Liberty of a person is a precious right that cannot be taken away without exceptional foundations, it added. â€œThe law is very liberal, especially when it is salutary principle of law that the offences which do not fall within the prohibitory clause, the grant of bail is a rule while its refusal is mere an exception,â€ observes the court order.
The accused had issued a cheque amounting to Rs.1,00,000,00 to the complainant in order to settle some business-related transactions. However, the cheque was dishonoured when presented to the bank.

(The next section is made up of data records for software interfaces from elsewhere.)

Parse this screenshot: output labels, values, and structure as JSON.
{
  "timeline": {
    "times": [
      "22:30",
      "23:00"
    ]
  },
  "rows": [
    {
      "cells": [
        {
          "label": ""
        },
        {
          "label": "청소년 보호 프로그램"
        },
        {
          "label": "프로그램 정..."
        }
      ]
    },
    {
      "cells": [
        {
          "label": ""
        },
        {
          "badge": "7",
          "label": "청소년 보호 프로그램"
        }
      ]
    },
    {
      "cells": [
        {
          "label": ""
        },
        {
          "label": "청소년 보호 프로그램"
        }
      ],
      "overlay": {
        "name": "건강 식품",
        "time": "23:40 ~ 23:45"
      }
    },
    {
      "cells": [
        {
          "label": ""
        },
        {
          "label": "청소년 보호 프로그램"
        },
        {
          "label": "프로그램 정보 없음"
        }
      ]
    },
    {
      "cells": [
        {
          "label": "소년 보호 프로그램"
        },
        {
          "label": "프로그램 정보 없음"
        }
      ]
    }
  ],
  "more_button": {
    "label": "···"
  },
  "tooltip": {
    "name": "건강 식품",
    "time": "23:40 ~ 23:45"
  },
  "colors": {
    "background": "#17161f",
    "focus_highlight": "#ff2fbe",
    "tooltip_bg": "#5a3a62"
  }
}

The order said that it is an admitted position that the petitioner is behind the bars for the last six and half months whereas the maximum punishment provided under the statute for the offence under Section 489-F PPC is three years and the offence does not fall within the prohibitory clause of section 497 Cr.P.C.
“It is settled law that grant of bail in the offences not falling within the prohibitory clause is a rule and refusal is an exception.â€
The court referred to its 2017 judgment wherein it was held that â€œonce this Court has held in categorical terms that grant of bail in offences not falling within the prohibitory limb of section 497, Cr.P.C. shall be a rule and refusal shall be an exception then the Courts of the country should follow this principle in its letter and spirit because principles of law enunciated by this court are constitutionally binding on all courts throughout the country including the Special Tribunals and Special Courtsâ€.
The order said that the case of the petitioner squarely falls within the ambit of section 497(2) Cr.P.C. entitling for further inquiry into his guilt.
The court also converted this petition into appeal, allow it and set aside order dated October 25, 2021.
The petitioner is admitted to bail subject to his furnishing bail bonds in the sum of Rs.10,00,000 with one surety in the like amount to the satisfaction of the learned trial court, the order added.